China, Japan and South Korea have new heads of state, and “The potential for diplomatic brinkmanship – or worse – is high,” reports David Pilling for the Financial Times. The three argue about territorial claims in nearby seas and send out military craft to ward off claims from others. The antagonism is a result of occupations, brutality and unresolved conflicts lingering from the 20th century – and Pilling points out that the new leaders, along with King Jong Un in North Korea, are descendants of leaders of the last century. “Bilateral relations between all four nations are bitter and unpredictable to say the least,” he writes, and he urges the international community to keep a close eye on three sets – North and South Korea, Japan and South Korea, and, the most volatile of all, Japan and China. The rhetoric from Northeast Asia suggests that the four nations are headed toward a dangerous military buildup – but there is still time for one of the four to demonstrate leadership by minimizing tough talk, pursuing common interests and emphasizing peace. – YaleGlobal

Asia’s New Leaders Stir Ancestral Animosity

Japan, China, South Korea are bluffing – or play a game of chicken
David Pilling
The Financial Times, 26 December 2012
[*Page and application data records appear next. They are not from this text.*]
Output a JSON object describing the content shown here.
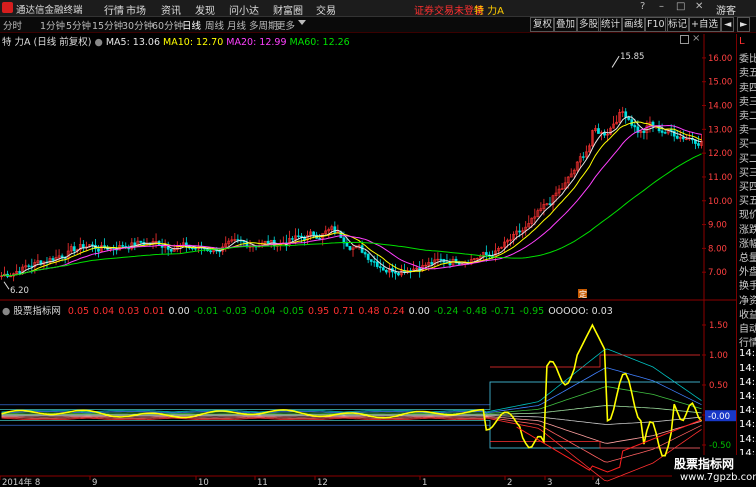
{
  "app": {
    "name": "通达信金融终端",
    "menu": [
      "行情",
      "市场",
      "资讯",
      "发现",
      "问小达",
      "财富圈",
      "交易"
    ],
    "alert": "证券交易未登录",
    "stock_title": "特 力A",
    "guest": "游客",
    "window_buttons": [
      "?",
      "–",
      "□",
      "✕"
    ]
  },
  "periods": [
    "分时",
    "1分钟",
    "5分钟",
    "15分钟",
    "30分钟",
    "60分钟",
    "日线",
    "周线",
    "月线",
    "多周期",
    "更多"
  ],
  "active_period": "日线",
  "tools": [
    "复权",
    "叠加",
    "多股",
    "统计",
    "画线",
    "F10",
    "标记",
    "+自选",
    "◄",
    "►"
  ],
  "main_legend": {
    "title": "特 力A (日线 前复权)",
    "ma": [
      {
        "label": "MA5: 13.06",
        "color": "#e6e6e6"
      },
      {
        "label": "MA10: 12.70",
        "color": "#ffff00"
      },
      {
        "label": "MA20: 12.99",
        "color": "#ff40ff"
      },
      {
        "label": "MA60: 12.26",
        "color": "#00e000"
      }
    ]
  },
  "indicator_legend": {
    "title": "股票指标网",
    "values": [
      {
        "label": "0.05",
        "color": "#ff3030"
      },
      {
        "label": "0.04",
        "color": "#ff3030"
      },
      {
        "label": "0.03",
        "color": "#ff3030"
      },
      {
        "label": "0.01",
        "color": "#ff3030"
      },
      {
        "label": "0.00",
        "color": "#e0e0e0"
      },
      {
        "label": "-0.01",
        "color": "#00c000"
      },
      {
        "label": "-0.03",
        "color": "#00c000"
      },
      {
        "label": "-0.04",
        "color": "#00c000"
      },
      {
        "label": "-0.05",
        "color": "#00c000"
      },
      {
        "label": "0.95",
        "color": "#ff3030"
      },
      {
        "label": "0.71",
        "color": "#ff3030"
      },
      {
        "label": "0.48",
        "color": "#ff3030"
      },
      {
        "label": "0.24",
        "color": "#ff3030"
      },
      {
        "label": "0.00",
        "color": "#e0e0e0"
      },
      {
        "label": "-0.24",
        "color": "#00c000"
      },
      {
        "label": "-0.48",
        "color": "#00c000"
      },
      {
        "label": "-0.71",
        "color": "#00c000"
      },
      {
        "label": "-0.95",
        "color": "#00c000"
      },
      {
        "label": "OOOOO: 0.03",
        "color": "#e0e0e0"
      }
    ]
  },
  "price_axis": [
    "16.00",
    "15.00",
    "14.00",
    "13.00",
    "12.00",
    "11.00",
    "10.00",
    "9.00",
    "8.00",
    "7.00"
  ],
  "indicator_axis": [
    "1.50",
    "1.00",
    "0.50",
    "0.00",
    "-0.50"
  ],
  "current_indicator_value": "-0.00",
  "low_label": "6.20",
  "high_label": "15.85",
  "marker_label": "定",
  "right_panel": [
    "L",
    "委比",
    "卖五",
    "卖四",
    "卖三",
    "卖二",
    "卖一",
    "买一",
    "买二",
    "买三",
    "买四",
    "买五",
    "现价",
    "涨跌",
    "涨幅",
    "总量",
    "外盘",
    "换手",
    "净资",
    "收益",
    "自动",
    "行情",
    "14:59",
    "14:59",
    "14:59",
    "14:59",
    "14:59",
    "14:59",
    "14:59",
    "14:59"
  ],
  "x_axis": [
    {
      "label": "2014年 8"
    },
    {
      "label": "9"
    },
    {
      "label": "10"
    },
    {
      "label": "11"
    },
    {
      "label": "12"
    },
    {
      "label": "1"
    },
    {
      "label": "2"
    },
    {
      "label": "3"
    },
    {
      "label": "4"
    }
  ],
  "watermark": {
    "line1": "股票指标网",
    "line2": "www.7gpzb.com"
  },
  "colors": {
    "up": "#ff3232",
    "down": "#00e0e0",
    "ma5": "#e6e6e6",
    "ma10": "#ffff00",
    "ma20": "#ff40ff",
    "ma60": "#00e000",
    "frame": "#8b0000"
  }
}
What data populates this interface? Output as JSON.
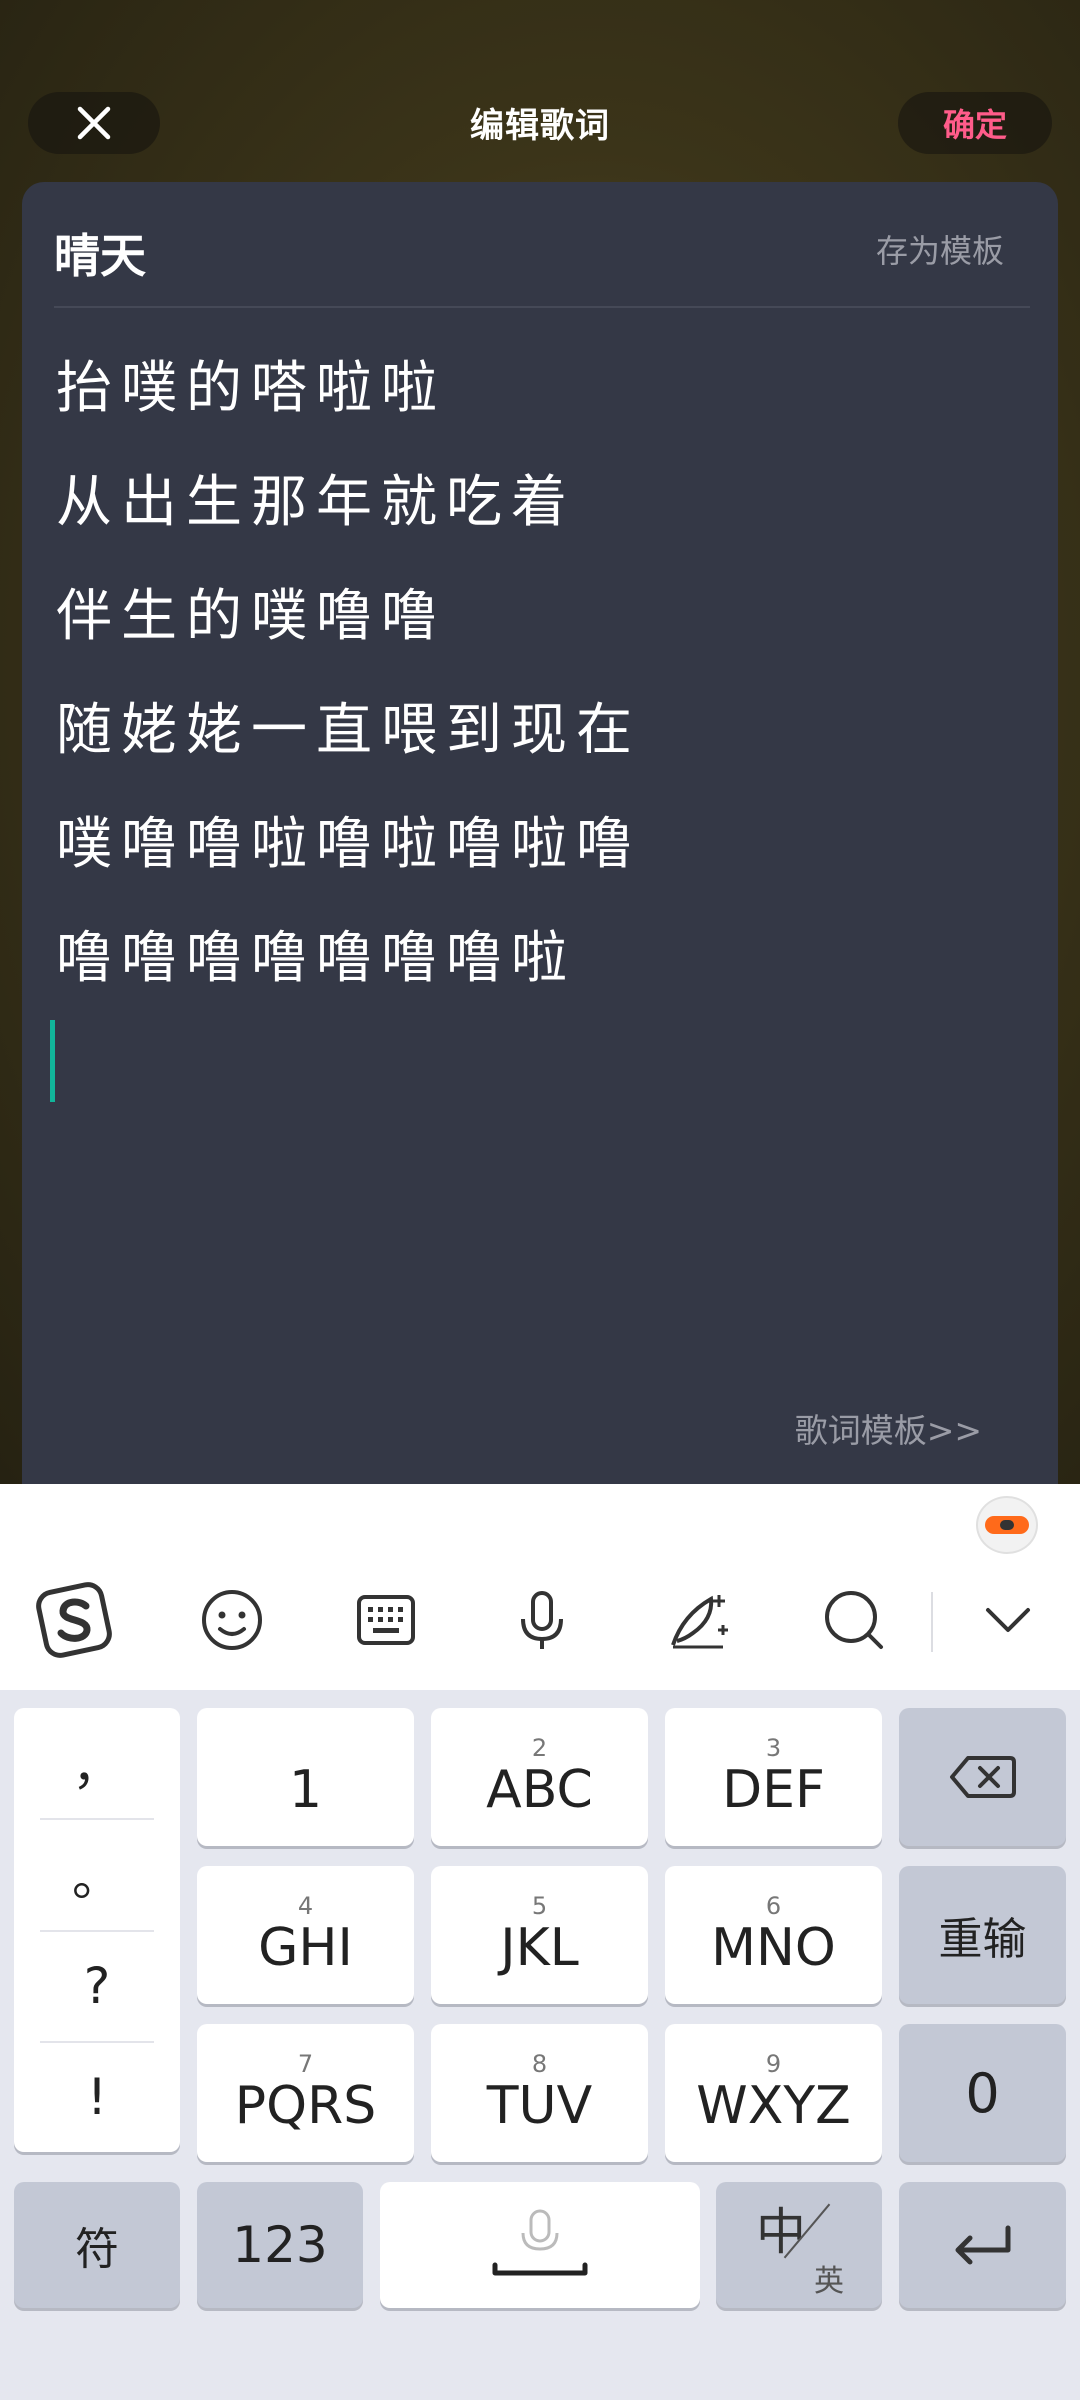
{
  "header": {
    "title": "编辑歌词",
    "confirm_label": "确定",
    "close_icon": "close-icon"
  },
  "editor": {
    "song_title": "晴天",
    "save_template_label": "存为模板",
    "lyrics": [
      "抬噗的嗒啦啦",
      "从出生那年就吃着",
      "伴生的噗噜噜",
      "随姥姥一直喂到现在",
      "噗噜噜啦噜啦噜啦噜",
      "噜噜噜噜噜噜噜啦"
    ],
    "template_link_label": "歌词模板>>"
  },
  "keyboard": {
    "toolbar_icons": [
      "sogou-logo-icon",
      "emoji-icon",
      "keyboard-icon",
      "microphone-icon",
      "handwriting-icon",
      "search-icon",
      "collapse-chevron-icon"
    ],
    "punctuation": [
      "，",
      "。",
      "?",
      "!"
    ],
    "keys": [
      {
        "num": "",
        "letters": "1"
      },
      {
        "num": "2",
        "letters": "ABC"
      },
      {
        "num": "3",
        "letters": "DEF"
      },
      {
        "num": "4",
        "letters": "GHI"
      },
      {
        "num": "5",
        "letters": "JKL"
      },
      {
        "num": "6",
        "letters": "MNO"
      },
      {
        "num": "7",
        "letters": "PQRS"
      },
      {
        "num": "8",
        "letters": "TUV"
      },
      {
        "num": "9",
        "letters": "WXYZ"
      }
    ],
    "retype_label": "重输",
    "zero_label": "0",
    "symbol_label": "符",
    "num_label": "123",
    "lang_zh": "中",
    "lang_en": "英"
  },
  "colors": {
    "accent_pink": "#ff5c8a",
    "cursor_teal": "#12b59a",
    "editor_bg": "#343846"
  }
}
Click here for the article in The Financial Times.
Source:The Financial Times
Rights:Copyright © The Financial Times Ltd 2012.